Fri, 20 Sep 1996
LEBANON'S COASTLINE FACES MORE DEVELOPMENT?
by Fareed Abou-Haidar
While I was not scheduled to post LebEnv until next Friday, I decided that the following story needs to be publicized immediately. I will return in two weeks rather than next week as originally planned.
In a report by Reuter dated September 18 and originating from Beirut, as retrieved from America Online, economist Marwan Iskandar suggested that the government sell off state land to help overcome the deficit. The key sentence was: "MILLIONS OF SQUARE METERS OF STATE LAND ALONG UNUSED COASTAL RAILWAY TRACKS COULD ALSO BE SOLD". (My emphasis) For copyright reasons, I chose not to include the whole article. It should be easily available from America Online for a few more days or from the Internet.
I am sorry to read that Marwan Iskandar is advocating the selling of land along railway tracks to reduce the deficit. The brief paragraph did not make it clear if the land to be sold was the narrow railroad right-if-way or if it included larger areas of land beyond, but "millions of square meters" would imply larger areas beyond the tracks. It also did not mention whether the sold land would continue to be used for rail service or if it would be developed for other uses, such as buildings. The fact that only "unused tracks" would be sold implies that the buyer could do anything with that land while the state would keep tracks being used.
There are two reasons why this would be an extremely short-sighted move:
1. Lebanon is already choking on car traffic, especially along the coast. Already, a large area of the coast's limited fertile land has been sacrificed for freeways. If Lebanon follows the trend of U.S. cities, theses freeways will soon be as crowded as the older roads that they replaced as people are encouraged to drive more. A much better solution would be to build a decent public transit system with passenger train service between Tyre, Beirut and Tripoli as its backbone. Such a railroad system could also be used for freight, removing many of those smelly, slow, dangerous trucks from the roads. The only way this can be done is to use the existing railroad right-of-way. Selling this artery would be a travesty. Many railroad right-of-ways in the U.S. have been sold, making people more dependent on cars and trucks in many parts of the country, with little hope of reversing the trend. Cars clog multi-lane freeways and huge trucks routinely crash, killing innocent people and blocking roads for hours. Lebanon should learn from the U.S.'s messy mistakes.
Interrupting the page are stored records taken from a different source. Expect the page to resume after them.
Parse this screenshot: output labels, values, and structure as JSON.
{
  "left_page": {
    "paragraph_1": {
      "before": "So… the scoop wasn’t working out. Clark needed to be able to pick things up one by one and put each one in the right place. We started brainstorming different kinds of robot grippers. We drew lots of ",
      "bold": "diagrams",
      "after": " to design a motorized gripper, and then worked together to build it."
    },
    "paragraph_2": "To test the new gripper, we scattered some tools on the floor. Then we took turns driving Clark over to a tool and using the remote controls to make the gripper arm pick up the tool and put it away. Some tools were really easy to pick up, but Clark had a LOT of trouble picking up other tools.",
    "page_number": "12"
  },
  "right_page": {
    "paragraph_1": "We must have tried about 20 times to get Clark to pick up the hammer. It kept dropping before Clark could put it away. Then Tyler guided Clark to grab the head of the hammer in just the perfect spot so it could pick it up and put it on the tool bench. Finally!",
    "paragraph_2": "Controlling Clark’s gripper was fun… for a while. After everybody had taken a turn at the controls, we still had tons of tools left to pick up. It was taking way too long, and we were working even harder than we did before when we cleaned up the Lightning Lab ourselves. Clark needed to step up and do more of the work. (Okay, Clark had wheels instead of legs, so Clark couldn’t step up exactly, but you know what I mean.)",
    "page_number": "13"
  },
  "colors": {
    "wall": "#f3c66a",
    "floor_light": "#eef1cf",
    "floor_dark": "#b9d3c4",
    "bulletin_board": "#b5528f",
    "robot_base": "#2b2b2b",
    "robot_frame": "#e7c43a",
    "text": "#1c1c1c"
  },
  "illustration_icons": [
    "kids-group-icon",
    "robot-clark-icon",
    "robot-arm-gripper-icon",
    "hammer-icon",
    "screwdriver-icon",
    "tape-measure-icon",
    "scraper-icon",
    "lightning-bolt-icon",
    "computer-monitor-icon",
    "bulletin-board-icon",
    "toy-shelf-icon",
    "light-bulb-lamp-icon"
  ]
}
2. Lebanon's coast already has too much construction. Many beaches have been destroyed (as I mentioned in LebEnv #5). In many places, the views of the sea from the highway has been blocked by beach resorts, commercial buildings, apartments, factories etc. The presence of the railroad right-of-way (and surrounding state lands, if such is the case) ensures that some land will never be developed and will remain open space where spring wildflowers can grow and views of the coast are unblocked. Besides the obvious benefits to the Lebanese, rest assured that many tourists come to Lebanon for its beaches and scenic views, not to look at ugly buildings.
If anything, there already is too much private land in Lebanon, every square meter of which could theoretically be developed. The government should hold to whatever land it owns as a national treasure. It might be wise to trade land with the private sector so that the government can obtain ecologically sensitive lands in exchange for other lands that might be more suitable for development. BUT, it should not sell land outright. Selling off government land has been proposed many times in the USA, most recently by the present anti-environmental Congress, but such plans have been shot down by public outcry. The Lebanese should do the same.
Anyone who has access to Mr. Iskandar should contact him and make him aware of the problems associated with selling off government land in Lebanon.